Sponsor: Assemblyman Albert Coutinho (D-Essex)
What it does: The bill expands eligibility for various economic development incentives administered by the New Jersey Economic Development Authority to more areas of the state. By expanding geographic boundaries and lowering eligibility thresholds for these programs, it aims to increase the ability of existing businesses in the state, including small and mid-size companies, to expand their businesses and create and retain jobs.
How it works: The legislation is designed to better match, and, in certain circumstances, surpass financial incentive packages being offered by neighboring and competing states. It does so by expanding areas of the state where businesses can qualify for certain tax credits and reduces the capital investment or employment eligibility requirements for participation in the program. It also provides for bonuses to drive development or redevelopment to “smart growth” areas in the state.
Amount of tax credits: The bill caps the maximum value of the tax credits that can be approved by the EDA at $600,000.
What is driving the bill: New Jersey’s 9.3 percent unemployment rate, which is the fifth-highest in the country. While the state’s job picture has improved in recent months, it figures to be a top issue in this fall’s gubernatorial election and legislative races. The bill also provides additional bonuses aimed at helping to rebuild tourism destinations battered by Hurricane Sandy, a priority of both the Christie administration and the Legislature.
What’s happened so far: The bill appears to be on the fast track in the Democratic-controlled Legislature. Just introduced in January, it was unanimously cleared by the Assembly Commerce and Economic Committee last month and is already up for a vote by the Assembly Budget Committee tomorrow. An identical bill is sponsored by state Sen. Raymond Lesniak (D-Union), the powerful chairman of the Senate Economic Growth Committee.
What’s not to like about the bill: It continues a trend of offering generous tax credits and other incentives to businesses to either remain in New Jersey or relocate here. A study released this week by the New Jersey Policy Perspective found that the state has awarded $2.1 billion in tax breaks to businesses since 2010, a practice that critics say has further weakened the state’s revenue base at a time when budget deficits loom large. The tax incentives have been supported by both the Legislature and Christie administration.

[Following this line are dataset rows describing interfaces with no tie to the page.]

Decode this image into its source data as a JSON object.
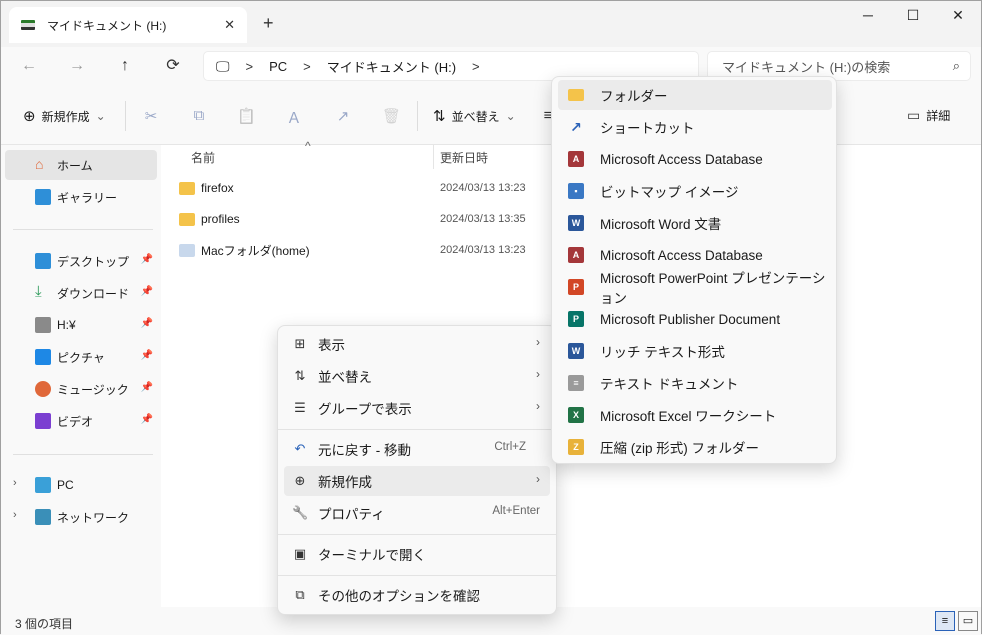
{
  "tab": {
    "title": "マイドキュメント (H:)",
    "close": "✕",
    "new": "+"
  },
  "window_controls": {
    "min": "─",
    "max": "☐",
    "close": "✕"
  },
  "nav": {
    "back": "←",
    "forward": "→",
    "up": "↑",
    "refresh": "⟳"
  },
  "address": {
    "pc_icon": "🖵",
    "sep": ">",
    "segments": [
      "PC",
      "マイドキュメント (H:)"
    ],
    "tail": ">"
  },
  "search": {
    "placeholder": "マイドキュメント (H:)の検索",
    "icon": "⌕"
  },
  "toolbar": {
    "new_label": "新規作成",
    "sort_label": "並べ替え",
    "details_label": "詳細",
    "icons": {
      "cut": "✂",
      "copy": "⧉",
      "paste": "📋",
      "rename": "Ａ",
      "share": "↗",
      "delete": "🗑",
      "sort": "⇅",
      "view": "≡",
      "details": "▭",
      "new": "⊕",
      "dropdown": "⌄"
    }
  },
  "sidebar": {
    "home": "ホーム",
    "gallery": "ギャラリー",
    "pinned": [
      {
        "label": "デスクトップ",
        "color": "#2e8fd8"
      },
      {
        "label": "ダウンロード",
        "color": "#2c9a5a"
      },
      {
        "label": "H:¥",
        "color": "#8a8a8a"
      },
      {
        "label": "ピクチャ",
        "color": "#1e88e5"
      },
      {
        "label": "ミュージック",
        "color": "#e0683a"
      },
      {
        "label": "ビデオ",
        "color": "#7b3fd1"
      }
    ],
    "pin": "📌",
    "pc": "PC",
    "network": "ネットワーク",
    "chevron": "›"
  },
  "columns": {
    "name": "名前",
    "modified": "更新日時",
    "sort_indicator": "^"
  },
  "files": [
    {
      "name": "firefox",
      "date": "2024/03/13 13:23"
    },
    {
      "name": "profiles",
      "date": "2024/03/13 13:35"
    },
    {
      "name": "Macフォルダ(home)",
      "date": "2024/03/13 13:23"
    }
  ],
  "status": {
    "count": "3 個の項目"
  },
  "context_menu": {
    "items": [
      {
        "label": "表示",
        "icon": "⊞",
        "arrow": "›"
      },
      {
        "label": "並べ替え",
        "icon": "⇅",
        "arrow": "›"
      },
      {
        "label": "グループで表示",
        "icon": "☰",
        "arrow": "›"
      },
      {
        "label": "元に戻す - 移動",
        "icon": "↶",
        "shortcut": "Ctrl+Z"
      },
      {
        "label": "新規作成",
        "icon": "⊕",
        "arrow": "›"
      },
      {
        "label": "プロパティ",
        "icon": "🔧",
        "shortcut": "Alt+Enter"
      },
      {
        "label": "ターミナルで開く",
        "icon": "▣"
      },
      {
        "label": "その他のオプションを確認",
        "icon": "⧉"
      }
    ]
  },
  "submenu": {
    "items": [
      {
        "label": "フォルダー",
        "icon_color": "#f4c34a",
        "icon_text": ""
      },
      {
        "label": "ショートカット",
        "icon_color": "#ffffff",
        "icon_text": "↗"
      },
      {
        "label": "Microsoft Access Database",
        "icon_color": "#a4373a",
        "icon_text": "A"
      },
      {
        "label": "ビットマップ イメージ",
        "icon_color": "#3a78c4",
        "icon_text": "▪"
      },
      {
        "label": "Microsoft Word 文書",
        "icon_color": "#2b579a",
        "icon_text": "W"
      },
      {
        "label": "Microsoft Access Database",
        "icon_color": "#a4373a",
        "icon_text": "A"
      },
      {
        "label": "Microsoft PowerPoint プレゼンテーション",
        "icon_color": "#d24726",
        "icon_text": "P"
      },
      {
        "label": "Microsoft Publisher Document",
        "icon_color": "#077568",
        "icon_text": "P"
      },
      {
        "label": "リッチ テキスト形式",
        "icon_color": "#2b579a",
        "icon_text": "W"
      },
      {
        "label": "テキスト ドキュメント",
        "icon_color": "#9a9a9a",
        "icon_text": "≡"
      },
      {
        "label": "Microsoft Excel ワークシート",
        "icon_color": "#217346",
        "icon_text": "X"
      },
      {
        "label": "圧縮 (zip 形式) フォルダー",
        "icon_color": "#e8b23a",
        "icon_text": "Z"
      }
    ]
  }
}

Why clean-energy advocates don’t like the bill: The bill also taps into a clean- energy program fund, which is financed by surcharges on customers’ electric and gas bills. The measure will allow developers to be repaid money they pay into that fund, dubbed the societal-benefits charge, and other utility taxes. Lawmakers and administrations have repeatedly diverted funds from the clean-energy program to help balance the state budget. With another $151 million proposed allocation in next year’s budget by the Christie administration, the total amount of clean-energy funds diverted will rise above $800 million, if the legislation is approved.